Cleanth Brooks (October 16, 1906 – May 10, 1994) was an influential American literary critic and professor. He is best known for his contributions to New Criticism in the mid-20th century and for revolutionizing the teaching of poetry in American higher education. His best-known works, The Well Wrought Urn: Studies in the Structure of Poetry (1947) and Modern Poetry and the Tradition (1939), argue for the centrality of ambiguity and paradox as a way of understanding poetry. With his writing, Brooks helped to formulate formalist criticism, emphasizing “the interior life of a poem” (Leitch 2001) and codifying the principles of close reading.
Brooks was also the preeminent critic of Southern literature, writing classic texts on William Faulkner, and co-founder of the influential journal, The Southern Review (Leitch 2001) with Robert Penn Warren.
Famous quotes containing the word brooks:
“Life must be aromatic.

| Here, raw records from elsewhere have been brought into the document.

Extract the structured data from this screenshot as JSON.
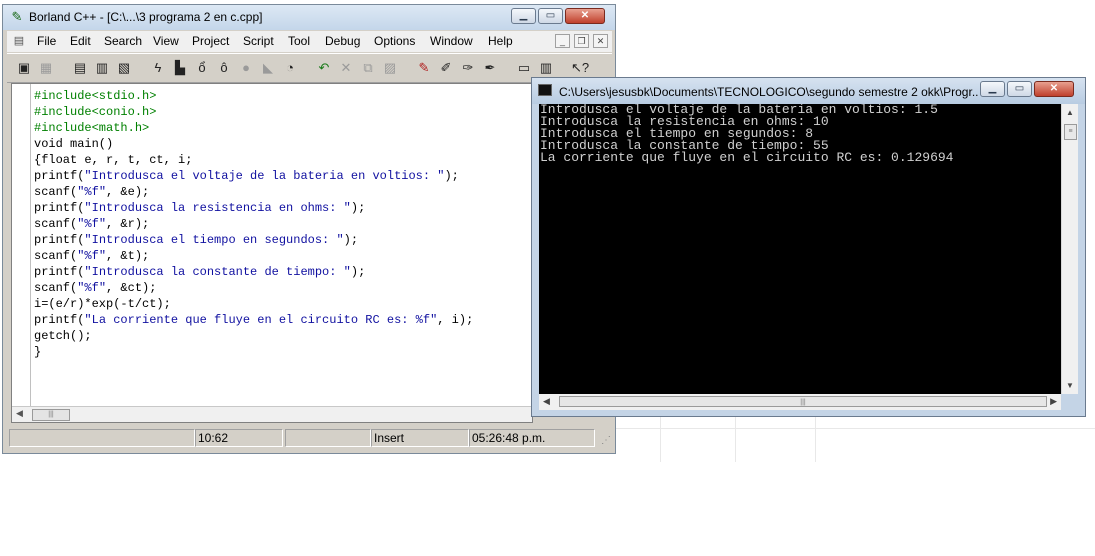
{
  "borland": {
    "title": "Borland C++ - [C:\\...\\3 programa 2 en c.cpp]",
    "menu": [
      "File",
      "Edit",
      "Search",
      "View",
      "Project",
      "Script",
      "Tool",
      "Debug",
      "Options",
      "Window",
      "Help"
    ],
    "toolbar_icons": [
      "new-project-icon",
      "open-project-icon",
      "new-file-icon",
      "open-file-icon",
      "save-file-icon",
      "lightning-icon",
      "compile-icon",
      "run-icon",
      "debug-icon",
      "stop-icon",
      "step-icon",
      "breakpoint-icon",
      "undo-icon",
      "cut-icon",
      "copy-icon",
      "paste-icon",
      "pen-icon",
      "browse-icon",
      "inspect-icon",
      "view-icon",
      "window-icon",
      "help-cursor-icon"
    ],
    "code_lines": [
      [
        {
          "t": "#include<stdio.h>",
          "c": "pp"
        }
      ],
      [
        {
          "t": "#include<conio.h>",
          "c": "pp"
        }
      ],
      [
        {
          "t": "#include<math.h>",
          "c": "pp"
        }
      ],
      [
        {
          "t": "void main()",
          "c": "kw"
        }
      ],
      [
        {
          "t": "{float e, r, t, ct, i;",
          "c": "kw"
        }
      ],
      [
        {
          "t": "printf(",
          "c": "kw"
        },
        {
          "t": "\"Introdusca el voltaje de la bateria en voltios: \"",
          "c": "str"
        },
        {
          "t": ");",
          "c": "kw"
        }
      ],
      [
        {
          "t": "scanf(",
          "c": "kw"
        },
        {
          "t": "\"%f\"",
          "c": "str"
        },
        {
          "t": ", &e);",
          "c": "kw"
        }
      ],
      [
        {
          "t": "printf(",
          "c": "kw"
        },
        {
          "t": "\"Introdusca la resistencia en ohms: \"",
          "c": "str"
        },
        {
          "t": ");",
          "c": "kw"
        }
      ],
      [
        {
          "t": "scanf(",
          "c": "kw"
        },
        {
          "t": "\"%f\"",
          "c": "str"
        },
        {
          "t": ", &r);",
          "c": "kw"
        }
      ],
      [
        {
          "t": "printf(",
          "c": "kw"
        },
        {
          "t": "\"Introdusca el tiempo en segundos: \"",
          "c": "str"
        },
        {
          "t": ");",
          "c": "kw"
        }
      ],
      [
        {
          "t": "scanf(",
          "c": "kw"
        },
        {
          "t": "\"%f\"",
          "c": "str"
        },
        {
          "t": ", &t);",
          "c": "kw"
        }
      ],
      [
        {
          "t": "printf(",
          "c": "kw"
        },
        {
          "t": "\"Introdusca la constante de tiempo: \"",
          "c": "str"
        },
        {
          "t": ");",
          "c": "kw"
        }
      ],
      [
        {
          "t": "scanf(",
          "c": "kw"
        },
        {
          "t": "\"%f\"",
          "c": "str"
        },
        {
          "t": ", &ct);",
          "c": "kw"
        }
      ],
      [
        {
          "t": "i=(e/r)*exp(-t/ct);",
          "c": "kw"
        }
      ],
      [
        {
          "t": "printf(",
          "c": "kw"
        },
        {
          "t": "\"La corriente que fluye en el circuito RC es: %f\"",
          "c": "str"
        },
        {
          "t": ", i);",
          "c": "kw"
        }
      ],
      [
        {
          "t": "getch();",
          "c": "kw"
        }
      ],
      [
        {
          "t": "}",
          "c": "kw"
        }
      ]
    ],
    "status": {
      "position": "10:62",
      "mode": "Insert",
      "time": "05:26:48 p.m."
    }
  },
  "console": {
    "title": "C:\\Users\\jesusbk\\Documents\\TECNOLOGICO\\segundo semestre 2 okk\\Progr...",
    "output_lines": [
      "Introdusca el voltaje de la bateria en voltios: 1.5",
      "Introdusca la resistencia en ohms: 10",
      "Introdusca el tiempo en segundos: 8",
      "Introdusca la constante de tiempo: 55",
      "La corriente que fluye en el circuito RC es: 0.129694"
    ]
  }
}
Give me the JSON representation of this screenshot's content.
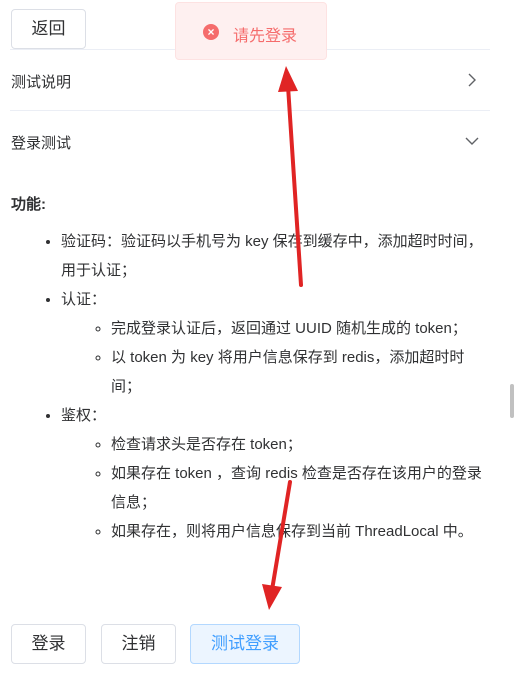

There must be scent, somehow there must be some.”
—Gwendolyn Brooks (b. 1917)